PROBLEM REQUIREMENTS → Drop the pictures, then extract the listing word for word.

== == ==

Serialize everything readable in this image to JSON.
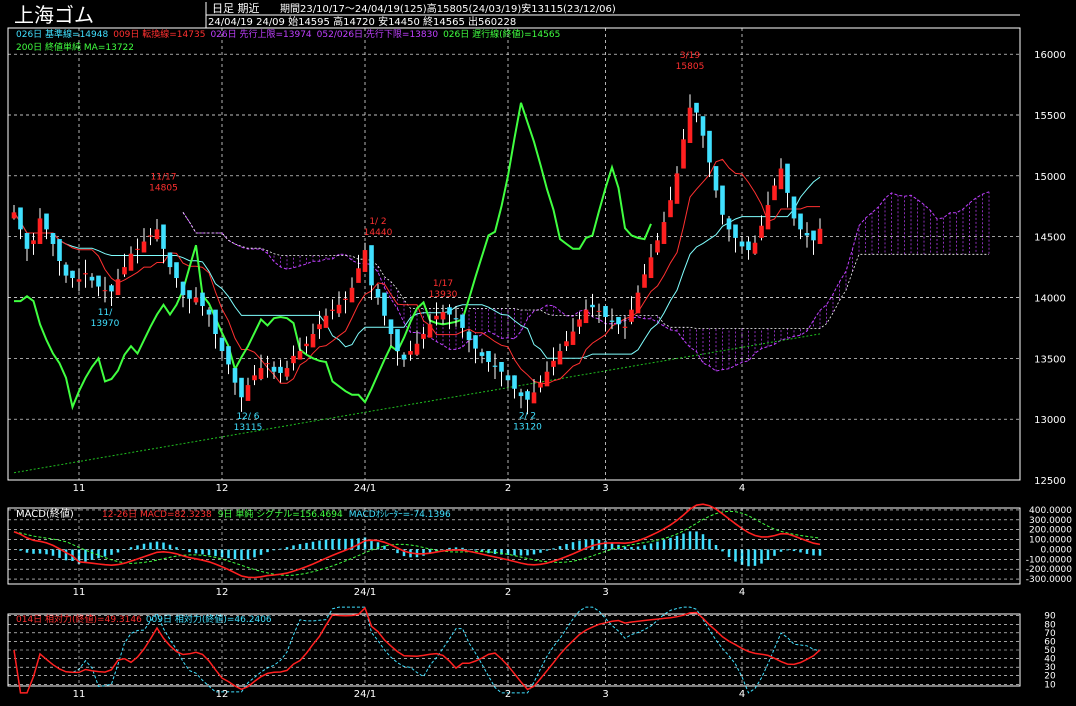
{
  "header": {
    "symbol": "上海ゴム",
    "period_label": "日足 期近",
    "range_info": "期間23/10/17～24/04/19(125)高15805(24/03/19)安13115(23/12/06)",
    "last_bar_info": "24/04/19 24/09 始14595 高14720 安14450 終14565 出560228"
  },
  "colors": {
    "background": "#000000",
    "frame": "#ffffff",
    "up_candle": "#ff2020",
    "down_candle": "#40e0ff",
    "base_line": "#80ffff",
    "conversion_line": "#ff3030",
    "span_a": "#c040ff",
    "span_b": "#ffffff",
    "lagging_span": "#40ff40",
    "ma200": "#20c020",
    "macd_line": "#ff2020",
    "signal_line": "#40ff40",
    "macd_hist": "#40e0ff",
    "rsi14": "#ff2020",
    "rsi9": "#40e0ff"
  },
  "price_panel": {
    "legend_line1": [
      {
        "text": "026日 基準線=14948",
        "color": "#40e0ff"
      },
      {
        "text": "009日 転換線=14735",
        "color": "#ff3030"
      },
      {
        "text": "026日 先行上限=13974",
        "color": "#c040ff"
      },
      {
        "text": "052/026日 先行下限=13830",
        "color": "#c040ff"
      },
      {
        "text": "026日 遅行線(終値)=14565",
        "color": "#40ff40"
      }
    ],
    "legend_line2": [
      {
        "text": "200日 終値単純 MA=13722",
        "color": "#40ff40"
      }
    ],
    "annotations": [
      {
        "date": "11/17",
        "value": "14805",
        "x_bar": 23,
        "price": 14805,
        "pos": "above",
        "color": "#ff3030"
      },
      {
        "date": "1/ 2",
        "value": "14440",
        "x_bar": 56,
        "price": 14440,
        "pos": "above",
        "color": "#ff3030"
      },
      {
        "date": "1/17",
        "value": "13930",
        "x_bar": 66,
        "price": 13930,
        "pos": "above",
        "color": "#ff3030"
      },
      {
        "date": "3/19",
        "value": "15805",
        "x_bar": 104,
        "price": 15805,
        "pos": "above",
        "color": "#ff3030"
      },
      {
        "date": "11/",
        "value": "13970",
        "x_bar": 14,
        "price": 13970,
        "pos": "below",
        "color": "#40e0ff"
      },
      {
        "date": "12/ 6",
        "value": "13115",
        "x_bar": 36,
        "price": 13115,
        "pos": "below",
        "color": "#40e0ff"
      },
      {
        "date": "2/ 2",
        "value": "13120",
        "x_bar": 79,
        "price": 13120,
        "pos": "below",
        "color": "#40e0ff"
      }
    ]
  },
  "macd_panel": {
    "title": "MACD(終値)",
    "legend": [
      {
        "text": "12-26日 MACD=82.3238",
        "color": "#ff3030"
      },
      {
        "text": "9日 単純 シグナル=156.4694",
        "color": "#40ff40"
      },
      {
        "text": "MACDｵｼﾚｰﾀｰ=-74.1396",
        "color": "#40e0ff"
      }
    ],
    "y_ticks": [
      "400.0000",
      "300.0000",
      "200.0000",
      "100.0000",
      "0.0000",
      "-100.0000",
      "-200.0000",
      "-300.0000"
    ]
  },
  "rsi_panel": {
    "legend": [
      {
        "text": "014日 相対力(終値)=49.3146",
        "color": "#ff3030"
      },
      {
        "text": "009日 相対力(終値)=46.2406",
        "color": "#40e0ff"
      }
    ],
    "y_ticks": [
      "90",
      "80",
      "70",
      "60",
      "50",
      "40",
      "30",
      "20",
      "10"
    ]
  },
  "x_axis": {
    "labels": [
      {
        "text": "11",
        "bar": 10
      },
      {
        "text": "12",
        "bar": 32
      },
      {
        "text": "24/1",
        "bar": 54
      },
      {
        "text": "2",
        "bar": 76
      },
      {
        "text": "3",
        "bar": 91
      },
      {
        "text": "4",
        "bar": 112
      }
    ]
  },
  "chart_data": {
    "type": "candlestick",
    "title": "上海ゴム",
    "total_bars": 125,
    "ylim": [
      12500,
      16100
    ],
    "y_ticks": [
      16000,
      15500,
      15000,
      14500,
      14000,
      13500,
      13000,
      12500
    ],
    "closes": [
      14700,
      14560,
      14400,
      14470,
      14650,
      14560,
      14440,
      14300,
      14180,
      14160,
      14150,
      14200,
      14140,
      14090,
      14060,
      14050,
      14150,
      14250,
      14360,
      14400,
      14460,
      14510,
      14560,
      14400,
      14250,
      14160,
      14020,
      13990,
      14000,
      13930,
      13860,
      13700,
      13560,
      13450,
      13300,
      13180,
      13280,
      13360,
      13420,
      13460,
      13390,
      13380,
      13420,
      13520,
      13560,
      13620,
      13700,
      13780,
      13850,
      13900,
      13940,
      13990,
      14080,
      14240,
      14390,
      14100,
      14000,
      13850,
      13700,
      13560,
      13490,
      13560,
      13620,
      13700,
      13780,
      13850,
      13880,
      13860,
      13820,
      13750,
      13650,
      13580,
      13520,
      13470,
      13430,
      13390,
      13320,
      13250,
      13190,
      13160,
      13220,
      13300,
      13390,
      13480,
      13560,
      13640,
      13720,
      13820,
      13900,
      13920,
      13890,
      13840,
      13800,
      13780,
      13760,
      13900,
      14040,
      14190,
      14330,
      14470,
      14620,
      14800,
      15020,
      15300,
      15560,
      15520,
      15330,
      15110,
      14880,
      14680,
      14560,
      14490,
      14420,
      14390,
      14450,
      14590,
      14760,
      14920,
      15060,
      14860,
      14650,
      14560,
      14510,
      14470,
      14565
    ]
  }
}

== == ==

SOLUTION TO THE EXERCISE →
Serialize everything readable in this image to JSON.
{
  "header": {
    "symbol": "上海ゴム",
    "period_label": "日足 期近",
    "range_info": "期間23/10/17～24/04/19(125)高15805(24/03/19)安13115(23/12/06)",
    "last_bar_info": "24/04/19 24/09 始14595 高14720 安14450 終14565 出560228"
  },
  "colors": {
    "background": "#000000",
    "frame": "#ffffff",
    "up_candle": "#ff2020",
    "down_candle": "#40e0ff",
    "base_line": "#80ffff",
    "conversion_line": "#ff3030",
    "span_a": "#c040ff",
    "span_b": "#ffffff",
    "lagging_span": "#40ff40",
    "ma200": "#20c020",
    "macd_line": "#ff2020",
    "signal_line": "#40ff40",
    "macd_hist": "#40e0ff",
    "rsi14": "#ff2020",
    "rsi9": "#40e0ff"
  },
  "price_panel": {
    "legend_line1": [
      {
        "text": "026日 基準線=14948",
        "color": "#40e0ff"
      },
      {
        "text": "009日 転換線=14735",
        "color": "#ff3030"
      },
      {
        "text": "026日 先行上限=13974",
        "color": "#c040ff"
      },
      {
        "text": "052/026日 先行下限=13830",
        "color": "#c040ff"
      },
      {
        "text": "026日 遅行線(終値)=14565",
        "color": "#40ff40"
      }
    ],
    "legend_line2": [
      {
        "text": "200日 終値単純 MA=13722",
        "color": "#40ff40"
      }
    ],
    "annotations": [
      {
        "date": "11/17",
        "value": "14805",
        "x_bar": 23,
        "price": 14805,
        "pos": "above",
        "color": "#ff3030"
      },
      {
        "date": "1/ 2",
        "value": "14440",
        "x_bar": 56,
        "price": 14440,
        "pos": "above",
        "color": "#ff3030"
      },
      {
        "date": "1/17",
        "value": "13930",
        "x_bar": 66,
        "price": 13930,
        "pos": "above",
        "color": "#ff3030"
      },
      {
        "date": "3/19",
        "value": "15805",
        "x_bar": 104,
        "price": 15805,
        "pos": "above",
        "color": "#ff3030"
      },
      {
        "date": "11/",
        "value": "13970",
        "x_bar": 14,
        "price": 13970,
        "pos": "below",
        "color": "#40e0ff"
      },
      {
        "date": "12/ 6",
        "value": "13115",
        "x_bar": 36,
        "price": 13115,
        "pos": "below",
        "color": "#40e0ff"
      },
      {
        "date": "2/ 2",
        "value": "13120",
        "x_bar": 79,
        "price": 13120,
        "pos": "below",
        "color": "#40e0ff"
      }
    ]
  },
  "macd_panel": {
    "title": "MACD(終値)",
    "legend": [
      {
        "text": "12-26日 MACD=82.3238",
        "color": "#ff3030"
      },
      {
        "text": "9日 単純 シグナル=156.4694",
        "color": "#40ff40"
      },
      {
        "text": "MACDｵｼﾚｰﾀｰ=-74.1396",
        "color": "#40e0ff"
      }
    ],
    "y_ticks": [
      "400.0000",
      "300.0000",
      "200.0000",
      "100.0000",
      "0.0000",
      "-100.0000",
      "-200.0000",
      "-300.0000"
    ]
  },
  "rsi_panel": {
    "legend": [
      {
        "text": "014日 相対力(終値)=49.3146",
        "color": "#ff3030"
      },
      {
        "text": "009日 相対力(終値)=46.2406",
        "color": "#40e0ff"
      }
    ],
    "y_ticks": [
      "90",
      "80",
      "70",
      "60",
      "50",
      "40",
      "30",
      "20",
      "10"
    ]
  },
  "x_axis": {
    "labels": [
      {
        "text": "11",
        "bar": 10
      },
      {
        "text": "12",
        "bar": 32
      },
      {
        "text": "24/1",
        "bar": 54
      },
      {
        "text": "2",
        "bar": 76
      },
      {
        "text": "3",
        "bar": 91
      },
      {
        "text": "4",
        "bar": 112
      }
    ]
  },
  "chart_data": {
    "type": "candlestick",
    "title": "上海ゴム",
    "total_bars": 125,
    "ylim": [
      12500,
      16100
    ],
    "y_ticks": [
      16000,
      15500,
      15000,
      14500,
      14000,
      13500,
      13000,
      12500
    ],
    "closes": [
      14700,
      14560,
      14400,
      14470,
      14650,
      14560,
      14440,
      14300,
      14180,
      14160,
      14150,
      14200,
      14140,
      14090,
      14060,
      14050,
      14150,
      14250,
      14360,
      14400,
      14460,
      14510,
      14560,
      14400,
      14250,
      14160,
      14020,
      13990,
      14000,
      13930,
      13860,
      13700,
      13560,
      13450,
      13300,
      13180,
      13280,
      13360,
      13420,
      13460,
      13390,
      13380,
      13420,
      13520,
      13560,
      13620,
      13700,
      13780,
      13850,
      13900,
      13940,
      13990,
      14080,
      14240,
      14390,
      14100,
      14000,
      13850,
      13700,
      13560,
      13490,
      13560,
      13620,
      13700,
      13780,
      13850,
      13880,
      13860,
      13820,
      13750,
      13650,
      13580,
      13520,
      13470,
      13430,
      13390,
      13320,
      13250,
      13190,
      13160,
      13220,
      13300,
      13390,
      13480,
      13560,
      13640,
      13720,
      13820,
      13900,
      13920,
      13890,
      13840,
      13800,
      13780,
      13760,
      13900,
      14040,
      14190,
      14330,
      14470,
      14620,
      14800,
      15020,
      15300,
      15560,
      15520,
      15330,
      15110,
      14880,
      14680,
      14560,
      14490,
      14420,
      14390,
      14450,
      14590,
      14760,
      14920,
      15060,
      14860,
      14650,
      14560,
      14510,
      14470,
      14565
    ]
  }
}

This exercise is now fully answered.